527 F.3d 627 (7th Cir. 2008)
Plaintiffs, who owned shares in several mutual funds, contended that the fees were too high and thus violated § 36(b) of the Investment Company Act of 1940.
- The instant court found that defendant charged a lower percentage of assets to other clients, but this did not imply that it must be charging too much to the funds.
- The instant court reasoned that different clients called for different commitments of time. Pension funds had low (and predictable) turnover of assets.
- Mutual funds may grow or shrink quickly and must hold some assets in high-liquidity instruments to facilitate redemptions.
- That complicated an adviser's task.
- The instant court also reasoned that joint costs likewise make it hard to draw inferences from fee levels.
- Some tasks in research, valuation, and portfolio design would have benefits for several clients.
- In competition those joint costs were apportioned among paying customers according to their elasticity of demand, not according to any rule of equal treatment.

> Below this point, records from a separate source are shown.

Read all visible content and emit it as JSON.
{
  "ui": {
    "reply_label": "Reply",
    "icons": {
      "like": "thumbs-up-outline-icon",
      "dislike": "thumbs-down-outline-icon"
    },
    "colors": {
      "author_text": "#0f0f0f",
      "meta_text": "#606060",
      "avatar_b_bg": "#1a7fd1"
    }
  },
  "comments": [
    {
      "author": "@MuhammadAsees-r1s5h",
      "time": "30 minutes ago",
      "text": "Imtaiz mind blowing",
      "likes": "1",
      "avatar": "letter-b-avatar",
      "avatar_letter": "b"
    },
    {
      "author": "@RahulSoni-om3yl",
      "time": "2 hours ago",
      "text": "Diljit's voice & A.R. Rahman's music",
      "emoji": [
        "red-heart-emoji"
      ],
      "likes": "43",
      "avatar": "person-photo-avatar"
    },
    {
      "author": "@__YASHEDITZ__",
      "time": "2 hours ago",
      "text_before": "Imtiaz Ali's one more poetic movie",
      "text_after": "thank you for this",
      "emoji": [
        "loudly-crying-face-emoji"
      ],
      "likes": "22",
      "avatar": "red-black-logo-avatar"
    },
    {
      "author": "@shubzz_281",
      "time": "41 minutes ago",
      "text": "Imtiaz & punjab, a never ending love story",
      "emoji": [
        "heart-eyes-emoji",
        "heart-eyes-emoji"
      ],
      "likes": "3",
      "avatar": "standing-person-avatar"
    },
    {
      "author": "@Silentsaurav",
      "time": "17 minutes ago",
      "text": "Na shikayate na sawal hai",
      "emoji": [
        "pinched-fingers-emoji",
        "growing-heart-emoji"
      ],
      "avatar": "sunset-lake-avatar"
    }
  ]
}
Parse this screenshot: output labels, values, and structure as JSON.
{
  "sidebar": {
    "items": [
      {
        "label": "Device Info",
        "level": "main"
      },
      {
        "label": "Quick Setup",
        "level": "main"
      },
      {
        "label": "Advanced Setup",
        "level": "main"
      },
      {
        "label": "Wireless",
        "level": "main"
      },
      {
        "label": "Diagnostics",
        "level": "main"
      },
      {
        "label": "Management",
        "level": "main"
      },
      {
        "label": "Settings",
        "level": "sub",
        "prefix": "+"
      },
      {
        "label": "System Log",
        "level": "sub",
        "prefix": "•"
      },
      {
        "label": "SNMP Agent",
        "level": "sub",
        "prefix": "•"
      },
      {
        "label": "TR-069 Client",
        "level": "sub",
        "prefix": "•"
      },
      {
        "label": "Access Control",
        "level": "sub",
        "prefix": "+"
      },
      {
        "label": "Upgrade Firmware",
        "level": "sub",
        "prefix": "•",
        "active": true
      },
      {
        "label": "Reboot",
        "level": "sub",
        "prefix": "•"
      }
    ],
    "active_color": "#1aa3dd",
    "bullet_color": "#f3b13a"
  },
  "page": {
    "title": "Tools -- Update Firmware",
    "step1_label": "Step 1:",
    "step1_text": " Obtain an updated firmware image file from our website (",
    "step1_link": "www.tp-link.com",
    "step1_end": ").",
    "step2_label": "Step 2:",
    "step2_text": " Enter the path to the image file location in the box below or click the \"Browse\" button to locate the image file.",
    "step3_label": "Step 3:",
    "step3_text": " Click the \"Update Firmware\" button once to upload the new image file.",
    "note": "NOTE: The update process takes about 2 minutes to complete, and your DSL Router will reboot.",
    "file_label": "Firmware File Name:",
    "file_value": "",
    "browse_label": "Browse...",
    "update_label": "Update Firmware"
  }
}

- The court also found that the fees were not hidden from investors--and the funds' net return had attracted new investment rather than driving investors away.
The judgment was affirmed.

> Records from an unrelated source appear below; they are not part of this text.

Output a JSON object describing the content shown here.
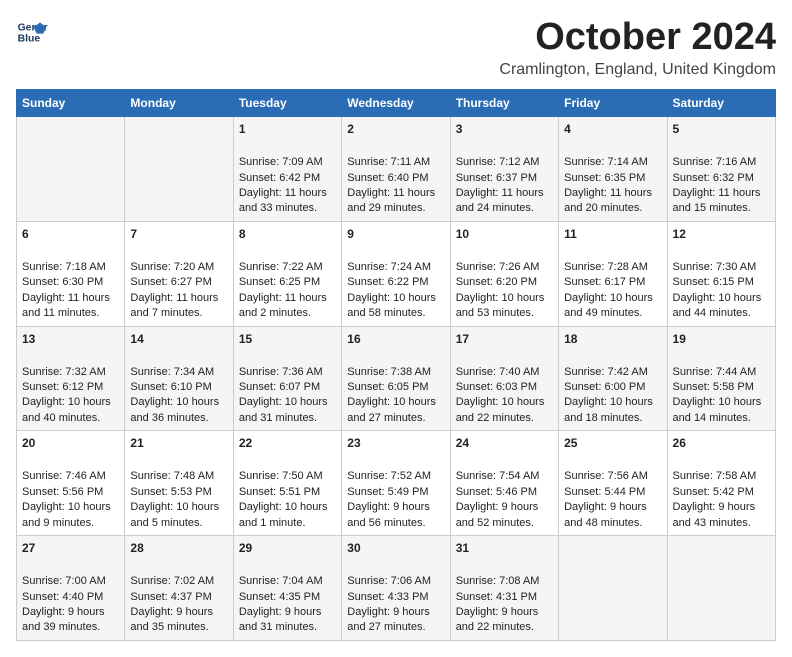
{
  "header": {
    "logo_line1": "General",
    "logo_line2": "Blue",
    "month_title": "October 2024",
    "location": "Cramlington, England, United Kingdom"
  },
  "days_of_week": [
    "Sunday",
    "Monday",
    "Tuesday",
    "Wednesday",
    "Thursday",
    "Friday",
    "Saturday"
  ],
  "weeks": [
    [
      {
        "day": "",
        "content": ""
      },
      {
        "day": "",
        "content": ""
      },
      {
        "day": "1",
        "content": "Sunrise: 7:09 AM\nSunset: 6:42 PM\nDaylight: 11 hours\nand 33 minutes."
      },
      {
        "day": "2",
        "content": "Sunrise: 7:11 AM\nSunset: 6:40 PM\nDaylight: 11 hours\nand 29 minutes."
      },
      {
        "day": "3",
        "content": "Sunrise: 7:12 AM\nSunset: 6:37 PM\nDaylight: 11 hours\nand 24 minutes."
      },
      {
        "day": "4",
        "content": "Sunrise: 7:14 AM\nSunset: 6:35 PM\nDaylight: 11 hours\nand 20 minutes."
      },
      {
        "day": "5",
        "content": "Sunrise: 7:16 AM\nSunset: 6:32 PM\nDaylight: 11 hours\nand 15 minutes."
      }
    ],
    [
      {
        "day": "6",
        "content": "Sunrise: 7:18 AM\nSunset: 6:30 PM\nDaylight: 11 hours\nand 11 minutes."
      },
      {
        "day": "7",
        "content": "Sunrise: 7:20 AM\nSunset: 6:27 PM\nDaylight: 11 hours\nand 7 minutes."
      },
      {
        "day": "8",
        "content": "Sunrise: 7:22 AM\nSunset: 6:25 PM\nDaylight: 11 hours\nand 2 minutes."
      },
      {
        "day": "9",
        "content": "Sunrise: 7:24 AM\nSunset: 6:22 PM\nDaylight: 10 hours\nand 58 minutes."
      },
      {
        "day": "10",
        "content": "Sunrise: 7:26 AM\nSunset: 6:20 PM\nDaylight: 10 hours\nand 53 minutes."
      },
      {
        "day": "11",
        "content": "Sunrise: 7:28 AM\nSunset: 6:17 PM\nDaylight: 10 hours\nand 49 minutes."
      },
      {
        "day": "12",
        "content": "Sunrise: 7:30 AM\nSunset: 6:15 PM\nDaylight: 10 hours\nand 44 minutes."
      }
    ],
    [
      {
        "day": "13",
        "content": "Sunrise: 7:32 AM\nSunset: 6:12 PM\nDaylight: 10 hours\nand 40 minutes."
      },
      {
        "day": "14",
        "content": "Sunrise: 7:34 AM\nSunset: 6:10 PM\nDaylight: 10 hours\nand 36 minutes."
      },
      {
        "day": "15",
        "content": "Sunrise: 7:36 AM\nSunset: 6:07 PM\nDaylight: 10 hours\nand 31 minutes."
      },
      {
        "day": "16",
        "content": "Sunrise: 7:38 AM\nSunset: 6:05 PM\nDaylight: 10 hours\nand 27 minutes."
      },
      {
        "day": "17",
        "content": "Sunrise: 7:40 AM\nSunset: 6:03 PM\nDaylight: 10 hours\nand 22 minutes."
      },
      {
        "day": "18",
        "content": "Sunrise: 7:42 AM\nSunset: 6:00 PM\nDaylight: 10 hours\nand 18 minutes."
      },
      {
        "day": "19",
        "content": "Sunrise: 7:44 AM\nSunset: 5:58 PM\nDaylight: 10 hours\nand 14 minutes."
      }
    ],
    [
      {
        "day": "20",
        "content": "Sunrise: 7:46 AM\nSunset: 5:56 PM\nDaylight: 10 hours\nand 9 minutes."
      },
      {
        "day": "21",
        "content": "Sunrise: 7:48 AM\nSunset: 5:53 PM\nDaylight: 10 hours\nand 5 minutes."
      },
      {
        "day": "22",
        "content": "Sunrise: 7:50 AM\nSunset: 5:51 PM\nDaylight: 10 hours\nand 1 minute."
      },
      {
        "day": "23",
        "content": "Sunrise: 7:52 AM\nSunset: 5:49 PM\nDaylight: 9 hours\nand 56 minutes."
      },
      {
        "day": "24",
        "content": "Sunrise: 7:54 AM\nSunset: 5:46 PM\nDaylight: 9 hours\nand 52 minutes."
      },
      {
        "day": "25",
        "content": "Sunrise: 7:56 AM\nSunset: 5:44 PM\nDaylight: 9 hours\nand 48 minutes."
      },
      {
        "day": "26",
        "content": "Sunrise: 7:58 AM\nSunset: 5:42 PM\nDaylight: 9 hours\nand 43 minutes."
      }
    ],
    [
      {
        "day": "27",
        "content": "Sunrise: 7:00 AM\nSunset: 4:40 PM\nDaylight: 9 hours\nand 39 minutes."
      },
      {
        "day": "28",
        "content": "Sunrise: 7:02 AM\nSunset: 4:37 PM\nDaylight: 9 hours\nand 35 minutes."
      },
      {
        "day": "29",
        "content": "Sunrise: 7:04 AM\nSunset: 4:35 PM\nDaylight: 9 hours\nand 31 minutes."
      },
      {
        "day": "30",
        "content": "Sunrise: 7:06 AM\nSunset: 4:33 PM\nDaylight: 9 hours\nand 27 minutes."
      },
      {
        "day": "31",
        "content": "Sunrise: 7:08 AM\nSunset: 4:31 PM\nDaylight: 9 hours\nand 22 minutes."
      },
      {
        "day": "",
        "content": ""
      },
      {
        "day": "",
        "content": ""
      }
    ]
  ]
}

Recommended Supplements for Corporations and Business Associations Law